The above-presented values of heat transfer coefficient U for buildings in three variants of thermal insulation indicate a significant improvement in thermal insulation. Thermal insulation after insulation on the internal side using light weight concrete 5 cm thick gives the best results of U heat transfer coefficient at the level of 0.59 W/m2K (25 cm thick brick wall) and 0.52 W/(m2K), (12 cm thick brick wall). Nevertheless, it is worth noting that variant three in the form of thermal insulation using a log 14 cm in diameter gives comparable results as for option one. After the calculations of thermal insulation of the insulated partitions from the internal side (Tab. 10), the temperature was analyzed in the characteristic points and on the surface of the partition along with the determination of the fRsi temperature factor. The results for individual details of buildings in three variants of insulation are presented in the following Table 11.
The above temperature results together with the calculated temperature factor fRsi indicate unambiguously that in the case of a partition corner inside the analyzed building No. 1 for all three cases of thermal insulation there is a risk of moisture condensation, as indicated by the value of fRsi less than fRsi, max = 0.72 according to the applicable Technical Conditions. In the case of building no. 2, the risk of condensation does not occur only for variant three of insulation, while calculations for details of the building at Mickiewicz 8 Street indicate a risk of condensation in the corner only in variant one insulation. The presented calculations, for the characteristic points selected above, proved to be the places most exposed to the occurrence of surface condensation, which is confirmed by the above results. The temperature at the interface between the insulation layers and the existing partition structure as well as inside the layers of the existing structure in all considered cases remains positive, without revealing a dangerous shift of negative isothermal temperatures into the existing masonry structure. In addition, it is also worth noting that on the surface of the horizontal cross-sections the temperature on the inner surface of the partition is at least 14.9°C for building No. 1 in Variant two insulation and 15.7°C for buildings No. 2 and 3 in the second option of insulation, without showing the risk of surface condensation.
The carried out simulations and analyses confirmed the humidity stability of the existing walls with a wooden frame and brickwork filling. The existing layer system of the envelope does not bring about the accumulation of water content in the envelope.
The investigated objects have low (as compared to the applicable requirements) thermal insulation. The thermal performance of the envelope depends on the applied solutions of architectural details and on the type of material filling the frame.

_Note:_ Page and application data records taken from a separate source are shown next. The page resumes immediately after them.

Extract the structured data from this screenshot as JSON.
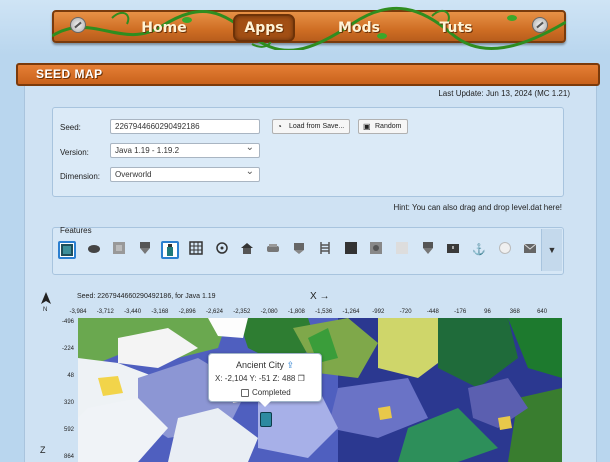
{
  "nav": {
    "items": [
      {
        "label": "Home",
        "active": false
      },
      {
        "label": "Apps",
        "active": true
      },
      {
        "label": "Mods",
        "active": false
      },
      {
        "label": "Tuts",
        "active": false
      }
    ]
  },
  "section": {
    "title": "SEED MAP"
  },
  "last_update": "Last Update: Jun 13, 2024 (MC 1.21)",
  "form": {
    "seed_label": "Seed:",
    "seed_value": "2267944660290492186",
    "load_button": "Load from Save...",
    "random_button": "Random",
    "version_label": "Version:",
    "version_value": "Java 1.19 - 1.19.2",
    "dimension_label": "Dimension:",
    "dimension_value": "Overworld"
  },
  "hint": "Hint: You can also drag and drop level.dat here!",
  "features": {
    "label": "Features",
    "icons": [
      "ancient-city-icon",
      "shipwreck-icon",
      "ocean-monument-icon",
      "outpost-icon",
      "trail-ruins-icon",
      "stronghold-icon",
      "spawn-icon",
      "village-icon",
      "mineshaft-icon",
      "pillager-icon",
      "ladder-icon",
      "end-city-icon",
      "portal-icon",
      "igloo-icon",
      "tower-icon",
      "chest-icon",
      "anchor-icon",
      "pearl-icon",
      "mail-icon"
    ]
  },
  "map": {
    "seed_line": "Seed: 2267944660290492186, for Java 1.19",
    "x_axis": "X →",
    "z_axis": "Z",
    "x_ticks": [
      "-3,984",
      "-3,712",
      "-3,440",
      "-3,168",
      "-2,896",
      "-2,624",
      "-2,352",
      "-2,080",
      "-1,808",
      "-1,536",
      "-1,264",
      "-992",
      "-720",
      "-448",
      "-176",
      "96",
      "368",
      "640"
    ],
    "y_ticks": [
      "-496",
      "-224",
      "48",
      "320",
      "592",
      "864"
    ],
    "popup": {
      "title": "Ancient City",
      "coords": "X: -2,104 Y: -51 Z: 488",
      "completed_label": "Completed"
    }
  },
  "colors": {
    "wood": "#cf6e24",
    "panel": "#cfe2f3",
    "accent": "#2b7fd0"
  }
}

A significant part of the preserved, half-timbered buildings may be subjected to repairs, renovation or thermo-modernization works in the near future. When designing new solutions, differences in technical and architectural solutions should be taken into account (including the way architectural details are made). Buildings must be subject to individual assessment in terms of the existing state. The planned solutions should take into account the actual value of thermal insulation or humidity of the envelopes (which are the initial, baseline values for analyses). It is also advisable to determine the actual conditions of the indoor climate, consistent with the current or planned functional use of the premises, and to adopt a calculation period longer than 3 years.